[TASK BRIEF] All that is needed is every record, duplicated exactly.

[Interface dataset entries]
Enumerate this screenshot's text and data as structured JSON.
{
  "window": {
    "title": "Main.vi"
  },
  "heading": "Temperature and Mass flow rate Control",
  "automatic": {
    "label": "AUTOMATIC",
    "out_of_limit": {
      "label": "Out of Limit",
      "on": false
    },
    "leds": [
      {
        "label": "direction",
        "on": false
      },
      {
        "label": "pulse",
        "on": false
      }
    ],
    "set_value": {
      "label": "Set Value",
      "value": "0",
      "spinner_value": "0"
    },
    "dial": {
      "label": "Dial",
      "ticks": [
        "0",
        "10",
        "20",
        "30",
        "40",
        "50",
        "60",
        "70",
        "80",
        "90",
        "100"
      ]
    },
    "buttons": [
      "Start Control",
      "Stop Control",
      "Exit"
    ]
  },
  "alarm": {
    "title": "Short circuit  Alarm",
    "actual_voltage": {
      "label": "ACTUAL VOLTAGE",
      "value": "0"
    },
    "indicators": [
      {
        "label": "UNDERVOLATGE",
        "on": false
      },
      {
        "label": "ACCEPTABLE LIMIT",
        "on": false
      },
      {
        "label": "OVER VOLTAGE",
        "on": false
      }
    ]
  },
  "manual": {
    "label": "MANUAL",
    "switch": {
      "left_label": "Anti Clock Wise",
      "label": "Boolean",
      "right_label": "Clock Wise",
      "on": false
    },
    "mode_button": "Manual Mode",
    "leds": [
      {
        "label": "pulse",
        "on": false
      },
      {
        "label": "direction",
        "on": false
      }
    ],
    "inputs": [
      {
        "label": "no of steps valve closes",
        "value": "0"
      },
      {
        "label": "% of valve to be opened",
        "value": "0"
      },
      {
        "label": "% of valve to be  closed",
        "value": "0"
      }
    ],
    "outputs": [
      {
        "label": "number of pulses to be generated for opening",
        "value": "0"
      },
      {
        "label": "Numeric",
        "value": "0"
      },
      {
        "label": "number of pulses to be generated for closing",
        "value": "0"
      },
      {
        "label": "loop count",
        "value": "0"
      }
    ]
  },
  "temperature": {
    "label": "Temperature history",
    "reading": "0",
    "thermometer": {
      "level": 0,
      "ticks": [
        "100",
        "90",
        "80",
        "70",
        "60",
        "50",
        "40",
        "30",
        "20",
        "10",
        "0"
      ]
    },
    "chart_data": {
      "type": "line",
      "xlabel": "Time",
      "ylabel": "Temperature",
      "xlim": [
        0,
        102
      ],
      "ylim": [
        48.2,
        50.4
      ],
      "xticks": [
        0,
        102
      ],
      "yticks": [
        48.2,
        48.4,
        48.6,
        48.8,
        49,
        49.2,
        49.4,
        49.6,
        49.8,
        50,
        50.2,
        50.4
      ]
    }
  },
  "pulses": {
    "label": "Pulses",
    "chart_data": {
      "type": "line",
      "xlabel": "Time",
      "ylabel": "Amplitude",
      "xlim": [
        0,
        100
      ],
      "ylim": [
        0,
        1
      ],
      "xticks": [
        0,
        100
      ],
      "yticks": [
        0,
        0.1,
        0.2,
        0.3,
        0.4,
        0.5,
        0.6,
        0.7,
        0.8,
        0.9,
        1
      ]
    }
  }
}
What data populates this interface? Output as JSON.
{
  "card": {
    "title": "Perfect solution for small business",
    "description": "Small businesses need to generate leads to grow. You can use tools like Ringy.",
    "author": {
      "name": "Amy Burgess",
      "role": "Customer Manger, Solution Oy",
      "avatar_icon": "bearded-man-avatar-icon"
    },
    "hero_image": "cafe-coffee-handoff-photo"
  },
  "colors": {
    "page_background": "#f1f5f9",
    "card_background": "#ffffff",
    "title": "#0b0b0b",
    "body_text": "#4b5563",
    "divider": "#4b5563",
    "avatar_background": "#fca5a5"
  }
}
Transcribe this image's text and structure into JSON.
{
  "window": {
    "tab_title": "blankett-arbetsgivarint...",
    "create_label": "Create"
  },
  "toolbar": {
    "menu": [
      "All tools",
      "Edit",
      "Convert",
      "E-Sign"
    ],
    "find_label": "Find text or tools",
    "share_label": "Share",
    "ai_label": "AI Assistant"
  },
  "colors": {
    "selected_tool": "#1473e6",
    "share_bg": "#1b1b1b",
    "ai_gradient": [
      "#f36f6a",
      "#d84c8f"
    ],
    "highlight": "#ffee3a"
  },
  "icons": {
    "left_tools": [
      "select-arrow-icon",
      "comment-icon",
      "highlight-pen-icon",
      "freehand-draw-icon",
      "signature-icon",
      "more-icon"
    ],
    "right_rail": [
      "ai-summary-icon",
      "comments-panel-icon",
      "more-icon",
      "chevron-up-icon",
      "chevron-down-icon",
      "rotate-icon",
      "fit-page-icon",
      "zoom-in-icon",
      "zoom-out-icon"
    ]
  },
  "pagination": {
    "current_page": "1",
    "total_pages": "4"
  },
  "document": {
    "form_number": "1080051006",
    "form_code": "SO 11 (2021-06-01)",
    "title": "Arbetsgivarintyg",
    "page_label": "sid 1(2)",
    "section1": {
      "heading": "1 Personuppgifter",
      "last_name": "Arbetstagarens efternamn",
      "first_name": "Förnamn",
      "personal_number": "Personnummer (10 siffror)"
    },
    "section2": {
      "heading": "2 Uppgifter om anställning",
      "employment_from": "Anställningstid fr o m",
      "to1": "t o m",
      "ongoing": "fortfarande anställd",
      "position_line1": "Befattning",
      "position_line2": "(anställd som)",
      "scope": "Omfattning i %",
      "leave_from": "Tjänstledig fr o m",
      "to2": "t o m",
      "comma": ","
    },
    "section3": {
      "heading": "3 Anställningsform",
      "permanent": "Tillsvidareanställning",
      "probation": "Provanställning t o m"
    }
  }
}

[EXERCISE ANSWER]
Enumerate this screenshot's text and data as structured JSON.
{
  "window": {
    "title": "Main.vi"
  },
  "heading": "Temperature and Mass flow rate Control",
  "automatic": {
    "label": "AUTOMATIC",
    "out_of_limit": {
      "label": "Out of Limit",
      "on": false
    },
    "leds": [
      {
        "label": "direction",
        "on": false
      },
      {
        "label": "pulse",
        "on": false
      }
    ],
    "set_value": {
      "label": "Set Value",
      "value": "0",
      "spinner_value": "0"
    },
    "dial": {
      "label": "Dial",
      "ticks": [
        "0",
        "10",
        "20",
        "30",
        "40",
        "50",
        "60",
        "70",
        "80",
        "90",
        "100"
      ]
    },
    "buttons": [
      "Start Control",
      "Stop Control",
      "Exit"
    ]
  },
  "alarm": {
    "title": "Short circuit  Alarm",
    "actual_voltage": {
      "label": "ACTUAL VOLTAGE",
      "value": "0"
    },
    "indicators": [
      {
        "label": "UNDERVOLATGE",
        "on": false
      },
      {
        "label": "ACCEPTABLE LIMIT",
        "on": false
      },
      {
        "label": "OVER VOLTAGE",
        "on": false
      }
    ]
  },
  "manual": {
    "label": "MANUAL",
    "switch": {
      "left_label": "Anti Clock Wise",
      "label": "Boolean",
      "right_label": "Clock Wise",
      "on": false
    },
    "mode_button": "Manual Mode",
    "leds": [
      {
        "label": "pulse",
        "on": false
      },
      {
        "label": "direction",
        "on": false
      }
    ],
    "inputs": [
      {
        "label": "no of steps valve closes",
        "value": "0"
      },
      {
        "label": "% of valve to be opened",
        "value": "0"
      },
      {
        "label": "% of valve to be  closed",
        "value": "0"
      }
    ],
    "outputs": [
      {
        "label": "number of pulses to be generated for opening",
        "value": "0"
      },
      {
        "label": "Numeric",
        "value": "0"
      },
      {
        "label": "number of pulses to be generated for closing",
        "value": "0"
      },
      {
        "label": "loop count",
        "value": "0"
      }
    ]
  },
  "temperature": {
    "label": "Temperature history",
    "reading": "0",
    "thermometer": {
      "level": 0,
      "ticks": [
        "100",
        "90",
        "80",
        "70",
        "60",
        "50",
        "40",
        "30",
        "20",
        "10",
        "0"
      ]
    },
    "chart_data": {
      "type": "line",
      "xlabel": "Time",
      "ylabel": "Temperature",
      "xlim": [
        0,
        102
      ],
      "ylim": [
        48.2,
        50.4
      ],
      "xticks": [
        0,
        102
      ],
      "yticks": [
        48.2,
        48.4,
        48.6,
        48.8,
        49,
        49.2,
        49.4,
        49.6,
        49.8,
        50,
        50.2,
        50.4
      ]
    }
  },
  "pulses": {
    "label": "Pulses",
    "chart_data": {
      "type": "line",
      "xlabel": "Time",
      "ylabel": "Amplitude",
      "xlim": [
        0,
        100
      ],
      "ylim": [
        0,
        1
      ],
      "xticks": [
        0,
        100
      ],
      "yticks": [
        0,
        0.1,
        0.2,
        0.3,
        0.4,
        0.5,
        0.6,
        0.7,
        0.8,
        0.9,
        1
      ]
    }
  }
}
What data populates this interface? Output as JSON.
{
  "card": {
    "title": "Perfect solution for small business",
    "description": "Small businesses need to generate leads to grow. You can use tools like Ringy.",
    "author": {
      "name": "Amy Burgess",
      "role": "Customer Manger, Solution Oy",
      "avatar_icon": "bearded-man-avatar-icon"
    },
    "hero_image": "cafe-coffee-handoff-photo"
  },
  "colors": {
    "page_background": "#f1f5f9",
    "card_background": "#ffffff",
    "title": "#0b0b0b",
    "body_text": "#4b5563",
    "divider": "#4b5563",
    "avatar_background": "#fca5a5"
  }
}
Transcribe this image's text and structure into JSON.
{
  "window": {
    "tab_title": "blankett-arbetsgivarint...",
    "create_label": "Create"
  },
  "toolbar": {
    "menu": [
      "All tools",
      "Edit",
      "Convert",
      "E-Sign"
    ],
    "find_label": "Find text or tools",
    "share_label": "Share",
    "ai_label": "AI Assistant"
  },
  "colors": {
    "selected_tool": "#1473e6",
    "share_bg": "#1b1b1b",
    "ai_gradient": [
      "#f36f6a",
      "#d84c8f"
    ],
    "highlight": "#ffee3a"
  },
  "icons": {
    "left_tools": [
      "select-arrow-icon",
      "comment-icon",
      "highlight-pen-icon",
      "freehand-draw-icon",
      "signature-icon",
      "more-icon"
    ],
    "right_rail": [
      "ai-summary-icon",
      "comments-panel-icon",
      "more-icon",
      "chevron-up-icon",
      "chevron-down-icon",
      "rotate-icon",
      "fit-page-icon",
      "zoom-in-icon",
      "zoom-out-icon"
    ]
  },
  "pagination": {
    "current_page": "1",
    "total_pages": "4"
  },
  "document": {
    "form_number": "1080051006",
    "form_code": "SO 11 (2021-06-01)",
    "title": "Arbetsgivarintyg",
    "page_label": "sid 1(2)",
    "section1": {
      "heading": "1 Personuppgifter",
      "last_name": "Arbetstagarens efternamn",
      "first_name": "Förnamn",
      "personal_number": "Personnummer (10 siffror)"
    },
    "section2": {
      "heading": "2 Uppgifter om anställning",
      "employment_from": "Anställningstid fr o m",
      "to1": "t o m",
      "ongoing": "fortfarande anställd",
      "position_line1": "Befattning",
      "position_line2": "(anställd som)",
      "scope": "Omfattning i %",
      "leave_from": "Tjänstledig fr o m",
      "to2": "t o m",
      "comma": ","
    },
    "section3": {
      "heading": "3 Anställningsform",
      "permanent": "Tillsvidareanställning",
      "probation": "Provanställning t o m"
    }
  }
}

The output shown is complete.